======== INFORMATION GIVEN

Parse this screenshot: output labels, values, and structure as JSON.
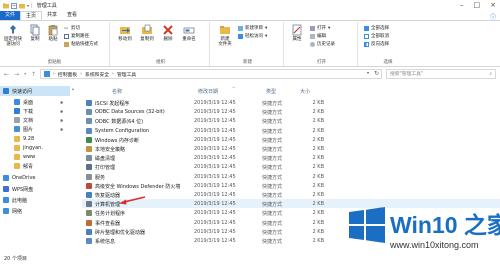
{
  "window": {
    "title": "管理工具"
  },
  "tabs": [
    {
      "label": "文件"
    },
    {
      "label": "主页"
    },
    {
      "label": "共享"
    },
    {
      "label": "查看"
    }
  ],
  "ribbon": {
    "pin_quick_access": "固定到快\n速访问",
    "copy": "复制",
    "paste": "粘贴",
    "cut": "剪切",
    "copy_path": "复制路径",
    "paste_shortcut": "粘贴快捷方式",
    "group_clipboard": "剪贴板",
    "move_to": "移动到",
    "copy_to": "复制到",
    "delete": "删除",
    "rename": "重命名",
    "group_organize": "组织",
    "new_folder": "新建\n文件夹",
    "new_item": "新建项目",
    "easy_access": "轻松访问",
    "group_new": "新建",
    "properties": "属性",
    "open": "打开",
    "edit": "编辑",
    "history": "历史记录",
    "group_open": "打开",
    "select_all": "全部选择",
    "select_none": "全部取消",
    "invert_selection": "反向选择",
    "group_select": "选择"
  },
  "address": {
    "crumbs": [
      "控制面板",
      "系统和安全",
      "管理工具"
    ]
  },
  "search": {
    "placeholder": "搜索\"管理工具\""
  },
  "nav_pane": [
    {
      "label": "快速访问",
      "selected": true,
      "icon": "star-icon",
      "color": "#2f80d1"
    },
    {
      "label": "桌面",
      "pinned": true,
      "icon": "desktop-icon",
      "color": "#3a8ee0"
    },
    {
      "label": "下载",
      "pinned": true,
      "icon": "download-icon",
      "color": "#2f80d1"
    },
    {
      "label": "文档",
      "pinned": true,
      "icon": "document-icon",
      "color": "#9aa3ad"
    },
    {
      "label": "图片",
      "pinned": true,
      "icon": "picture-icon",
      "color": "#4a90d0"
    },
    {
      "label": "9.28",
      "icon": "folder-icon",
      "color": "#e8b84a"
    },
    {
      "label": "jingyan.",
      "icon": "folder-icon",
      "color": "#e8b84a"
    },
    {
      "label": "www",
      "icon": "folder-icon",
      "color": "#e8b84a"
    },
    {
      "label": "郁青",
      "icon": "folder-icon",
      "color": "#e8b84a"
    },
    {
      "label": "OneDrive",
      "icon": "cloud-icon",
      "color": "#3a8ee0"
    },
    {
      "label": "WPS网盘",
      "icon": "cloud-icon",
      "color": "#3b6fd8"
    },
    {
      "label": "此电脑",
      "icon": "computer-icon",
      "color": "#3a8ee0"
    },
    {
      "label": "网络",
      "icon": "network-icon",
      "color": "#3a8ee0"
    }
  ],
  "columns": {
    "name": "名称",
    "date": "修改日期",
    "type": "类型",
    "size": "大小"
  },
  "files": [
    {
      "name": "iSCSI 发起程序",
      "date": "2019/3/19 12:45",
      "type": "快捷方式",
      "size": "2 KB",
      "color": "#4f7fbf"
    },
    {
      "name": "ODBC Data Sources (32-bit)",
      "date": "2019/3/19 12:45",
      "type": "快捷方式",
      "size": "2 KB",
      "color": "#6b8fb0"
    },
    {
      "name": "ODBC 数据源(64 位)",
      "date": "2019/3/19 12:45",
      "type": "快捷方式",
      "size": "2 KB",
      "color": "#6b8fb0"
    },
    {
      "name": "System Configuration",
      "date": "2019/3/19 12:45",
      "type": "快捷方式",
      "size": "2 KB",
      "color": "#5a89c4"
    },
    {
      "name": "Windows 内存诊断",
      "date": "2019/3/19 12:45",
      "type": "快捷方式",
      "size": "2 KB",
      "color": "#3f8a4e"
    },
    {
      "name": "本地安全策略",
      "date": "2019/3/19 12:45",
      "type": "快捷方式",
      "size": "2 KB",
      "color": "#c0983a"
    },
    {
      "name": "磁盘清理",
      "date": "2019/3/19 12:45",
      "type": "快捷方式",
      "size": "2 KB",
      "color": "#7a8a99"
    },
    {
      "name": "打印管理",
      "date": "2019/3/19 12:45",
      "type": "快捷方式",
      "size": "2 KB",
      "color": "#5a6f8a"
    },
    {
      "name": "服务",
      "date": "2019/3/19 12:45",
      "type": "快捷方式",
      "size": "2 KB",
      "color": "#8a8f96"
    },
    {
      "name": "高级安全 Windows Defender 防火墙",
      "date": "2019/3/19 12:45",
      "type": "快捷方式",
      "size": "2 KB",
      "color": "#b84d3a"
    },
    {
      "name": "恢复驱动器",
      "date": "2019/3/19 12:45",
      "type": "快捷方式",
      "size": "2 KB",
      "color": "#4a7fc0"
    },
    {
      "name": "计算机管理",
      "date": "2019/3/19 12:45",
      "type": "快捷方式",
      "size": "2 KB",
      "color": "#6a7a8a",
      "highlight": true
    },
    {
      "name": "任务计划程序",
      "date": "2019/3/19 12:45",
      "type": "快捷方式",
      "size": "2 KB",
      "color": "#7a8a6a"
    },
    {
      "name": "事件查看器",
      "date": "2019/3/19 12:45",
      "type": "快捷方式",
      "size": "2 KB",
      "color": "#c06a3a"
    },
    {
      "name": "碎片整理和优化驱动器",
      "date": "2019/3/19 12:45",
      "type": "快捷方式",
      "size": "2 KB",
      "color": "#4a7fc0"
    },
    {
      "name": "系统信息",
      "date": "2019/3/19 12:45",
      "type": "快捷方式",
      "size": "2 KB",
      "color": "#5a89c4"
    }
  ],
  "status": {
    "count": "20 个项目"
  },
  "watermark": {
    "brand_latin": "Win10",
    "brand_cjk": " 之家",
    "url": "www.win10xitong.com",
    "logo_color": "#1a6fc4"
  }
}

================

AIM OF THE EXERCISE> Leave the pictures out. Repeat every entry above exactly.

EXERCISE RESPONSE>
Parse this screenshot: output labels, values, and structure as JSON.
{
  "window": {
    "title": "管理工具"
  },
  "tabs": [
    {
      "label": "文件"
    },
    {
      "label": "主页"
    },
    {
      "label": "共享"
    },
    {
      "label": "查看"
    }
  ],
  "ribbon": {
    "pin_quick_access": "固定到快\n速访问",
    "copy": "复制",
    "paste": "粘贴",
    "cut": "剪切",
    "copy_path": "复制路径",
    "paste_shortcut": "粘贴快捷方式",
    "group_clipboard": "剪贴板",
    "move_to": "移动到",
    "copy_to": "复制到",
    "delete": "删除",
    "rename": "重命名",
    "group_organize": "组织",
    "new_folder": "新建\n文件夹",
    "new_item": "新建项目",
    "easy_access": "轻松访问",
    "group_new": "新建",
    "properties": "属性",
    "open": "打开",
    "edit": "编辑",
    "history": "历史记录",
    "group_open": "打开",
    "select_all": "全部选择",
    "select_none": "全部取消",
    "invert_selection": "反向选择",
    "group_select": "选择"
  },
  "address": {
    "crumbs": [
      "控制面板",
      "系统和安全",
      "管理工具"
    ]
  },
  "search": {
    "placeholder": "搜索\"管理工具\""
  },
  "nav_pane": [
    {
      "label": "快速访问",
      "selected": true,
      "icon": "star-icon",
      "color": "#2f80d1"
    },
    {
      "label": "桌面",
      "pinned": true,
      "icon": "desktop-icon",
      "color": "#3a8ee0"
    },
    {
      "label": "下载",
      "pinned": true,
      "icon": "download-icon",
      "color": "#2f80d1"
    },
    {
      "label": "文档",
      "pinned": true,
      "icon": "document-icon",
      "color": "#9aa3ad"
    },
    {
      "label": "图片",
      "pinned": true,
      "icon": "picture-icon",
      "color": "#4a90d0"
    },
    {
      "label": "9.28",
      "icon": "folder-icon",
      "color": "#e8b84a"
    },
    {
      "label": "jingyan.",
      "icon": "folder-icon",
      "color": "#e8b84a"
    },
    {
      "label": "www",
      "icon": "folder-icon",
      "color": "#e8b84a"
    },
    {
      "label": "郁青",
      "icon": "folder-icon",
      "color": "#e8b84a"
    },
    {
      "label": "OneDrive",
      "icon": "cloud-icon",
      "color": "#3a8ee0"
    },
    {
      "label": "WPS网盘",
      "icon": "cloud-icon",
      "color": "#3b6fd8"
    },
    {
      "label": "此电脑",
      "icon": "computer-icon",
      "color": "#3a8ee0"
    },
    {
      "label": "网络",
      "icon": "network-icon",
      "color": "#3a8ee0"
    }
  ],
  "columns": {
    "name": "名称",
    "date": "修改日期",
    "type": "类型",
    "size": "大小"
  },
  "files": [
    {
      "name": "iSCSI 发起程序",
      "date": "2019/3/19 12:45",
      "type": "快捷方式",
      "size": "2 KB",
      "color": "#4f7fbf"
    },
    {
      "name": "ODBC Data Sources (32-bit)",
      "date": "2019/3/19 12:45",
      "type": "快捷方式",
      "size": "2 KB",
      "color": "#6b8fb0"
    },
    {
      "name": "ODBC 数据源(64 位)",
      "date": "2019/3/19 12:45",
      "type": "快捷方式",
      "size": "2 KB",
      "color": "#6b8fb0"
    },
    {
      "name": "System Configuration",
      "date": "2019/3/19 12:45",
      "type": "快捷方式",
      "size": "2 KB",
      "color": "#5a89c4"
    },
    {
      "name": "Windows 内存诊断",
      "date": "2019/3/19 12:45",
      "type": "快捷方式",
      "size": "2 KB",
      "color": "#3f8a4e"
    },
    {
      "name": "本地安全策略",
      "date": "2019/3/19 12:45",
      "type": "快捷方式",
      "size": "2 KB",
      "color": "#c0983a"
    },
    {
      "name": "磁盘清理",
      "date": "2019/3/19 12:45",
      "type": "快捷方式",
      "size": "2 KB",
      "color": "#7a8a99"
    },
    {
      "name": "打印管理",
      "date": "2019/3/19 12:45",
      "type": "快捷方式",
      "size": "2 KB",
      "color": "#5a6f8a"
    },
    {
      "name": "服务",
      "date": "2019/3/19 12:45",
      "type": "快捷方式",
      "size": "2 KB",
      "color": "#8a8f96"
    },
    {
      "name": "高级安全 Windows Defender 防火墙",
      "date": "2019/3/19 12:45",
      "type": "快捷方式",
      "size": "2 KB",
      "color": "#b84d3a"
    },
    {
      "name": "恢复驱动器",
      "date": "2019/3/19 12:45",
      "type": "快捷方式",
      "size": "2 KB",
      "color": "#4a7fc0"
    },
    {
      "name": "计算机管理",
      "date": "2019/3/19 12:45",
      "type": "快捷方式",
      "size": "2 KB",
      "color": "#6a7a8a",
      "highlight": true
    },
    {
      "name": "任务计划程序",
      "date": "2019/3/19 12:45",
      "type": "快捷方式",
      "size": "2 KB",
      "color": "#7a8a6a"
    },
    {
      "name": "事件查看器",
      "date": "2019/3/19 12:45",
      "type": "快捷方式",
      "size": "2 KB",
      "color": "#c06a3a"
    },
    {
      "name": "碎片整理和优化驱动器",
      "date": "2019/3/19 12:45",
      "type": "快捷方式",
      "size": "2 KB",
      "color": "#4a7fc0"
    },
    {
      "name": "系统信息",
      "date": "2019/3/19 12:45",
      "type": "快捷方式",
      "size": "2 KB",
      "color": "#5a89c4"
    }
  ],
  "status": {
    "count": "20 个项目"
  },
  "watermark": {
    "brand_latin": "Win10",
    "brand_cjk": " 之家",
    "url": "www.win10xitong.com",
    "logo_color": "#1a6fc4"
  }
}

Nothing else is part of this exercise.